[[ MATERIAL SHOWN, beginning ]]
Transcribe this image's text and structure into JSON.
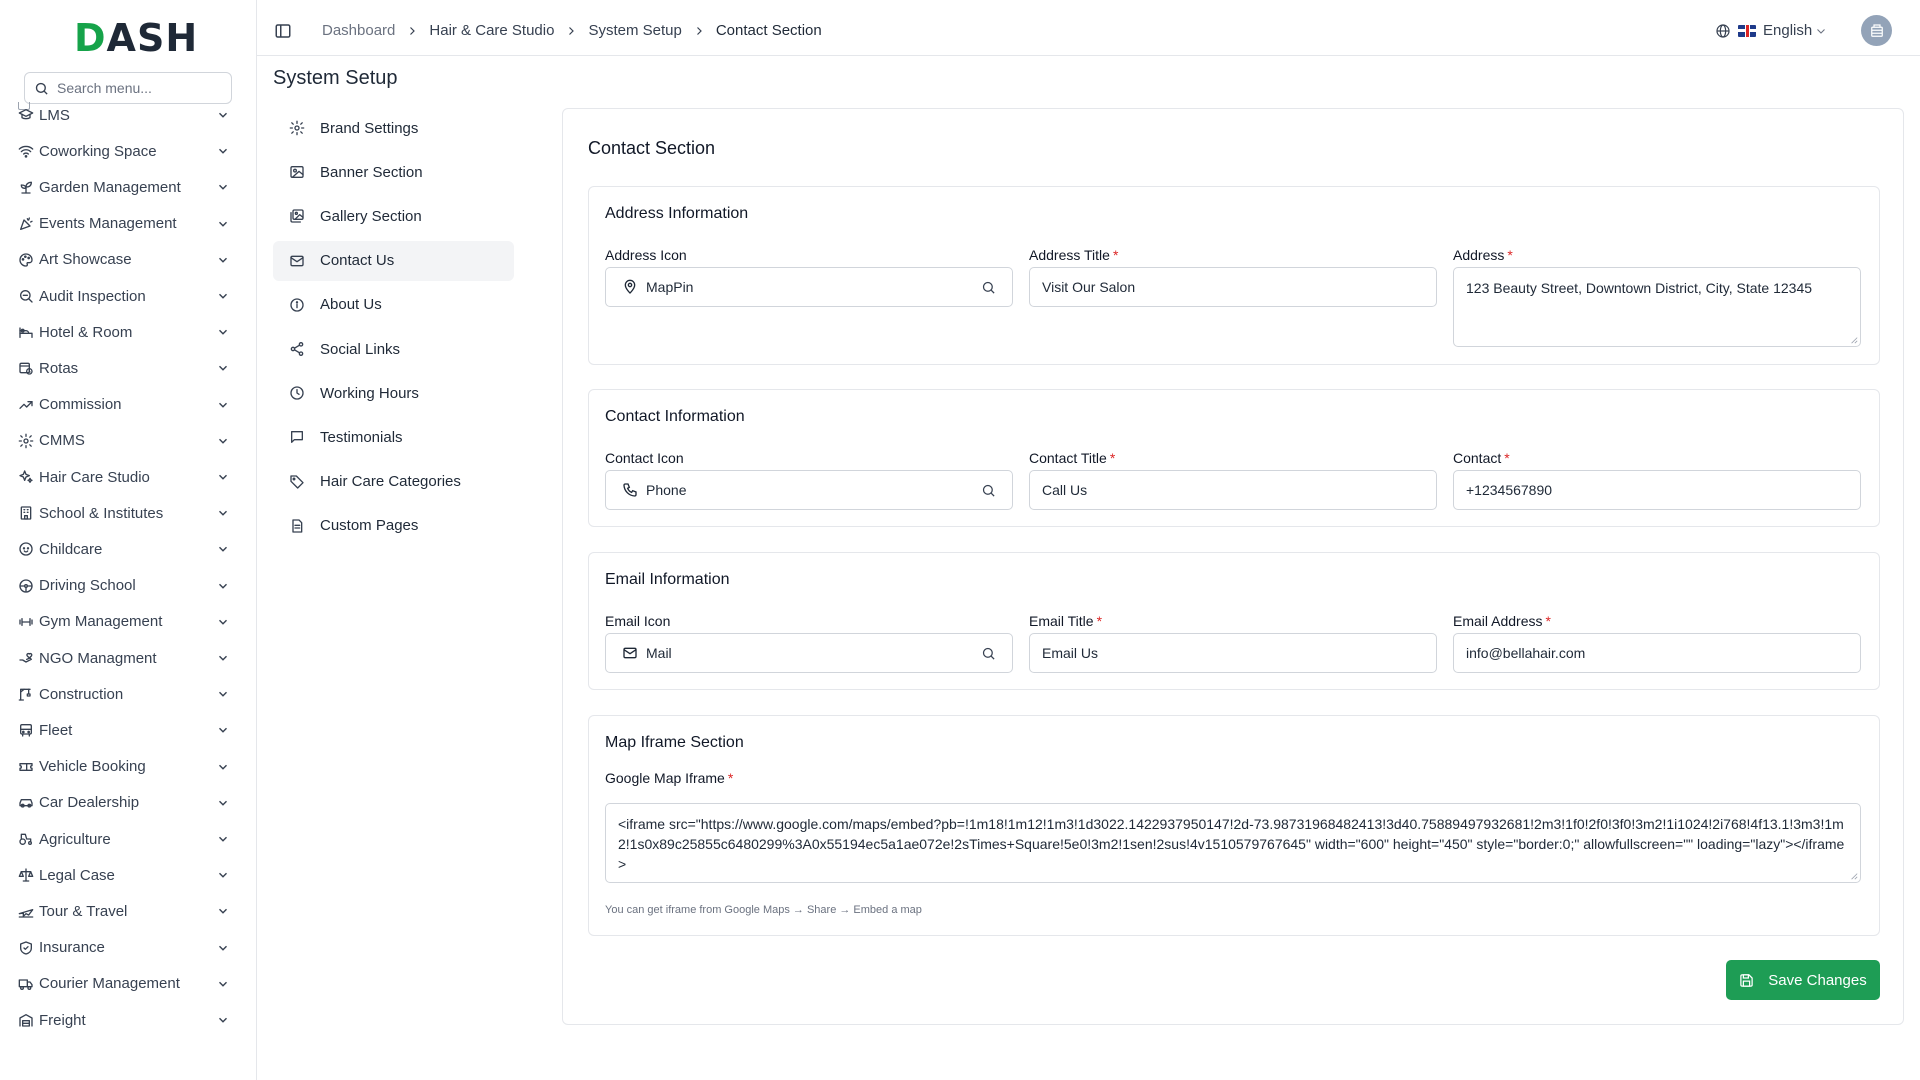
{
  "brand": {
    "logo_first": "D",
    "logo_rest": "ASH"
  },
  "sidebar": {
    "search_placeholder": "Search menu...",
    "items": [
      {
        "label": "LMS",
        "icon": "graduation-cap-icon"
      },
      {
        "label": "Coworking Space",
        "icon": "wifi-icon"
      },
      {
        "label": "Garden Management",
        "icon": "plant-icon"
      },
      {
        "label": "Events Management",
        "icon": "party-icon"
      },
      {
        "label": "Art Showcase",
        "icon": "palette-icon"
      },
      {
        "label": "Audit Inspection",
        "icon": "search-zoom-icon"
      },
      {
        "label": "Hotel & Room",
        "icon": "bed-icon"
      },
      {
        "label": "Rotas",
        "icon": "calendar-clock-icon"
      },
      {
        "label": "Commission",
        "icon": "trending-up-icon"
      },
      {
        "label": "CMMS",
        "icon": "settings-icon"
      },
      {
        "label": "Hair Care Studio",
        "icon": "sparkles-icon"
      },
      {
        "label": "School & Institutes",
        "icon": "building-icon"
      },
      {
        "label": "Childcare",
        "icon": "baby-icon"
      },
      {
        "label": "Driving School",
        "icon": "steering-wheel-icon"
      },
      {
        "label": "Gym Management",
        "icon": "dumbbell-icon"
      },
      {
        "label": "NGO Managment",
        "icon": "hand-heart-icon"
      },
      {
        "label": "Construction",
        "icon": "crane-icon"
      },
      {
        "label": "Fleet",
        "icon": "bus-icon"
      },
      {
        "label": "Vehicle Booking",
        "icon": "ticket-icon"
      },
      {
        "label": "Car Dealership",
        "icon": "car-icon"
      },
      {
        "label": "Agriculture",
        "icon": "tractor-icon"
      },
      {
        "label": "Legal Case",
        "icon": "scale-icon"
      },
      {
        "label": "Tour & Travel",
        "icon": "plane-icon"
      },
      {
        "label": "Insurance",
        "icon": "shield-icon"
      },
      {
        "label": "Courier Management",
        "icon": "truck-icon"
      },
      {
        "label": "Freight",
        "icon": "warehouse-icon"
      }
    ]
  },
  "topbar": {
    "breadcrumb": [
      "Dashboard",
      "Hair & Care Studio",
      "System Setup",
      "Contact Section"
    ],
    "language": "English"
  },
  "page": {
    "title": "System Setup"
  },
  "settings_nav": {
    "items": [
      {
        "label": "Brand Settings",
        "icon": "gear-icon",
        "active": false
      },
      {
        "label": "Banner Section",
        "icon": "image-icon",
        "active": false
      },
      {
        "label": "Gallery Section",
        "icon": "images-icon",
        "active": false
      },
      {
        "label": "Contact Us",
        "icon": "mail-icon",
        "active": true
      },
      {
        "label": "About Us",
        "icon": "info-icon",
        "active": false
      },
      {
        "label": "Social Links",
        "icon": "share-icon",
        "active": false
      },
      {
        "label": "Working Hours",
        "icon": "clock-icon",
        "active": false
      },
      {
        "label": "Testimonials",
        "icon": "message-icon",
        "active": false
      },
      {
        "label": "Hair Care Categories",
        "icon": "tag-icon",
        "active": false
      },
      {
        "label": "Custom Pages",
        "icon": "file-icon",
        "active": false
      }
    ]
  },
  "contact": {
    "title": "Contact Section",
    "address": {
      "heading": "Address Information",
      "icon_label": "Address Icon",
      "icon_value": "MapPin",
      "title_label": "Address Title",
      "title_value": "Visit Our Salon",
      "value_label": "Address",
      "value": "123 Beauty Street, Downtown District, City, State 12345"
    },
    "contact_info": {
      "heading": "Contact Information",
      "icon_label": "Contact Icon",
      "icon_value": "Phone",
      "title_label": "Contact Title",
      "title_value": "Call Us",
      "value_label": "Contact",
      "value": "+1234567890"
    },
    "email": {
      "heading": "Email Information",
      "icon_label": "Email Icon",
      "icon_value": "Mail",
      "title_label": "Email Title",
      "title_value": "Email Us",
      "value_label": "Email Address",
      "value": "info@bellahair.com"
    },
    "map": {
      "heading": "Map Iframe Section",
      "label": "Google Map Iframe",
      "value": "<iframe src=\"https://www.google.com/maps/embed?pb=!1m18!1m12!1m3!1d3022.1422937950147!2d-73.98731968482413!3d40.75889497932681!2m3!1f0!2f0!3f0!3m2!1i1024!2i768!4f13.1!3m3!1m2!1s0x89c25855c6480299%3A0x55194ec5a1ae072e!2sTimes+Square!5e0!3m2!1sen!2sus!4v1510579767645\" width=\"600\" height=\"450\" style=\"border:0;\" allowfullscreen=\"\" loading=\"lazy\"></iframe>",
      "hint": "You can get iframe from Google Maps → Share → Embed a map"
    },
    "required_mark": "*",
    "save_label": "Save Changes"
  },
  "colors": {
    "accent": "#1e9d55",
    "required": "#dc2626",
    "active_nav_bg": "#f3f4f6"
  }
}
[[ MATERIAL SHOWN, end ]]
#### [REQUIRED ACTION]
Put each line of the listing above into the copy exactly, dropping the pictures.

#### [RESULT FOR THIS TASK]
Transcribe this image's text and structure into JSON.
{
  "brand": {
    "logo_first": "D",
    "logo_rest": "ASH"
  },
  "sidebar": {
    "search_placeholder": "Search menu...",
    "items": [
      {
        "label": "LMS",
        "icon": "graduation-cap-icon"
      },
      {
        "label": "Coworking Space",
        "icon": "wifi-icon"
      },
      {
        "label": "Garden Management",
        "icon": "plant-icon"
      },
      {
        "label": "Events Management",
        "icon": "party-icon"
      },
      {
        "label": "Art Showcase",
        "icon": "palette-icon"
      },
      {
        "label": "Audit Inspection",
        "icon": "search-zoom-icon"
      },
      {
        "label": "Hotel & Room",
        "icon": "bed-icon"
      },
      {
        "label": "Rotas",
        "icon": "calendar-clock-icon"
      },
      {
        "label": "Commission",
        "icon": "trending-up-icon"
      },
      {
        "label": "CMMS",
        "icon": "settings-icon"
      },
      {
        "label": "Hair Care Studio",
        "icon": "sparkles-icon"
      },
      {
        "label": "School & Institutes",
        "icon": "building-icon"
      },
      {
        "label": "Childcare",
        "icon": "baby-icon"
      },
      {
        "label": "Driving School",
        "icon": "steering-wheel-icon"
      },
      {
        "label": "Gym Management",
        "icon": "dumbbell-icon"
      },
      {
        "label": "NGO Managment",
        "icon": "hand-heart-icon"
      },
      {
        "label": "Construction",
        "icon": "crane-icon"
      },
      {
        "label": "Fleet",
        "icon": "bus-icon"
      },
      {
        "label": "Vehicle Booking",
        "icon": "ticket-icon"
      },
      {
        "label": "Car Dealership",
        "icon": "car-icon"
      },
      {
        "label": "Agriculture",
        "icon": "tractor-icon"
      },
      {
        "label": "Legal Case",
        "icon": "scale-icon"
      },
      {
        "label": "Tour & Travel",
        "icon": "plane-icon"
      },
      {
        "label": "Insurance",
        "icon": "shield-icon"
      },
      {
        "label": "Courier Management",
        "icon": "truck-icon"
      },
      {
        "label": "Freight",
        "icon": "warehouse-icon"
      }
    ]
  },
  "topbar": {
    "breadcrumb": [
      "Dashboard",
      "Hair & Care Studio",
      "System Setup",
      "Contact Section"
    ],
    "language": "English"
  },
  "page": {
    "title": "System Setup"
  },
  "settings_nav": {
    "items": [
      {
        "label": "Brand Settings",
        "icon": "gear-icon",
        "active": false
      },
      {
        "label": "Banner Section",
        "icon": "image-icon",
        "active": false
      },
      {
        "label": "Gallery Section",
        "icon": "images-icon",
        "active": false
      },
      {
        "label": "Contact Us",
        "icon": "mail-icon",
        "active": true
      },
      {
        "label": "About Us",
        "icon": "info-icon",
        "active": false
      },
      {
        "label": "Social Links",
        "icon": "share-icon",
        "active": false
      },
      {
        "label": "Working Hours",
        "icon": "clock-icon",
        "active": false
      },
      {
        "label": "Testimonials",
        "icon": "message-icon",
        "active": false
      },
      {
        "label": "Hair Care Categories",
        "icon": "tag-icon",
        "active": false
      },
      {
        "label": "Custom Pages",
        "icon": "file-icon",
        "active": false
      }
    ]
  },
  "contact": {
    "title": "Contact Section",
    "address": {
      "heading": "Address Information",
      "icon_label": "Address Icon",
      "icon_value": "MapPin",
      "title_label": "Address Title",
      "title_value": "Visit Our Salon",
      "value_label": "Address",
      "value": "123 Beauty Street, Downtown District, City, State 12345"
    },
    "contact_info": {
      "heading": "Contact Information",
      "icon_label": "Contact Icon",
      "icon_value": "Phone",
      "title_label": "Contact Title",
      "title_value": "Call Us",
      "value_label": "Contact",
      "value": "+1234567890"
    },
    "email": {
      "heading": "Email Information",
      "icon_label": "Email Icon",
      "icon_value": "Mail",
      "title_label": "Email Title",
      "title_value": "Email Us",
      "value_label": "Email Address",
      "value": "info@bellahair.com"
    },
    "map": {
      "heading": "Map Iframe Section",
      "label": "Google Map Iframe",
      "value": "<iframe src=\"https://www.google.com/maps/embed?pb=!1m18!1m12!1m3!1d3022.1422937950147!2d-73.98731968482413!3d40.75889497932681!2m3!1f0!2f0!3f0!3m2!1i1024!2i768!4f13.1!3m3!1m2!1s0x89c25855c6480299%3A0x55194ec5a1ae072e!2sTimes+Square!5e0!3m2!1sen!2sus!4v1510579767645\" width=\"600\" height=\"450\" style=\"border:0;\" allowfullscreen=\"\" loading=\"lazy\"></iframe>",
      "hint": "You can get iframe from Google Maps → Share → Embed a map"
    },
    "required_mark": "*",
    "save_label": "Save Changes"
  },
  "colors": {
    "accent": "#1e9d55",
    "required": "#dc2626",
    "active_nav_bg": "#f3f4f6"
  }
}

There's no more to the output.